Still at the apex of the type of implement used by Ohio’s deer hunters – and likely always will be – are shotguns and their many forms of projectiles. In sheer volume the number of deer killed each year by hunters utilizing shotguns dwarfs every one of the other five legal implements.
Even when combined the five other allowable implements the data comparison proves it’s not even a contest. For the 2014-2015 firearms deer-hunting season, shotguns accounted for 50,499 animals killed – or 77.12 percentage-of-total deer taken.
The comparative figures for the combined two 2015-2016 firearms deer-hunting seasons were 54,490 animals, and 74.25 percentage-of-total deer killed.
As for the future, there may be some activity advancing across the deer-hunting landscape to allow the use of large-caliber air-rifles; something of a misnomer since such implements are far removed from a Daisy Red Ryder BB-gun.
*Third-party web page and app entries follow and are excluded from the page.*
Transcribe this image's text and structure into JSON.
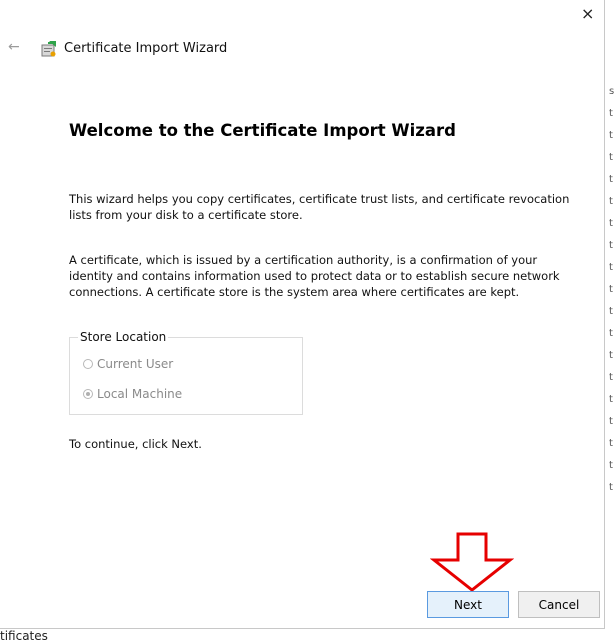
{
  "window": {
    "close_label": "×",
    "back_label": "←",
    "title": "Certificate Import Wizard"
  },
  "content": {
    "heading": "Welcome to the Certificate Import Wizard",
    "para1": "This wizard helps you copy certificates, certificate trust lists, and certificate revocation lists from your disk to a certificate store.",
    "para2": "A certificate, which is issued by a certification authority, is a confirmation of your identity and contains information used to protect data or to establish secure network connections. A certificate store is the system area where certificates are kept.",
    "store_location": {
      "legend": "Store Location",
      "options": [
        {
          "label": "Current User",
          "checked": false,
          "enabled": false
        },
        {
          "label": "Local Machine",
          "checked": true,
          "enabled": false
        }
      ]
    },
    "continue_text": "To continue, click Next."
  },
  "buttons": {
    "next": "Next",
    "cancel": "Cancel"
  },
  "background": {
    "right_edge_letters": [
      "s",
      "t",
      "t",
      "t",
      "t",
      "t",
      "t",
      "t",
      "t",
      "t",
      "t",
      "t",
      "t",
      "t",
      "t",
      "t",
      "t",
      "t",
      "t"
    ],
    "bottom_left_text": "tificates"
  },
  "colors": {
    "annotation_arrow": "#e60000",
    "next_button_border": "#5a9ae0",
    "next_button_fill": "#e5f1fb"
  }
}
For now, only four states allow the use of air rifles for the taking of big game: Arizona, Missouri, Michigan, and Virginia.
Also, New York is looking to amend its hunting rules to allow similar usage, the stipulation being that such an implement have a minimum bore diameter of .30 inches, have a rifled barrel, and have a powering apparatus that can propel a projectile with a minimal muzzle velocity of 650 feet per second.
Manufacturers are all ready looking for an expanding marketplace, too. Crossman, for example, has introduced what it calls the “.357 Bulldog” model under the firm’s Benjamin line; a futuristic-looking air rifle that includes sound suppression, optics, a Picatinny-style rail for accessory mounting, five-shot magazine capacity, and a rifle capable of sending a 145-grain Nosler bullet downrange at 800 feet per second as measured from the muzzle along with 200 foot pounds of energy.
Whether Ohio expands its allowance of air rifles for hunting squirrels, rabbits and other small game animals to the taking of deer is more a matter of law enforcement than deer management-biology, however, says McCoy.
Even so, McCoy said that he recently field a quarry from his counterparts in Kansas as to whether Ohio permits the use of air rifles for deer-hunting.
Thus perhaps at some point Ohio deer hunters will have yet one more option - or big-boys’ toy, if you wish – to choose from in deciding what to take into the field.
Jeff is the retired News-Herald reporter who covered the earth sciences, the area's three county park systems and the outdoors for the newspaper. During his 30 years with The News-Herald Jeff is the recipient of more than 125 state, regional and national journalism awards. He also is a columnist and features writer for the Ohio Outdoor News, which is published every other week and details the outdoors happenings in the state.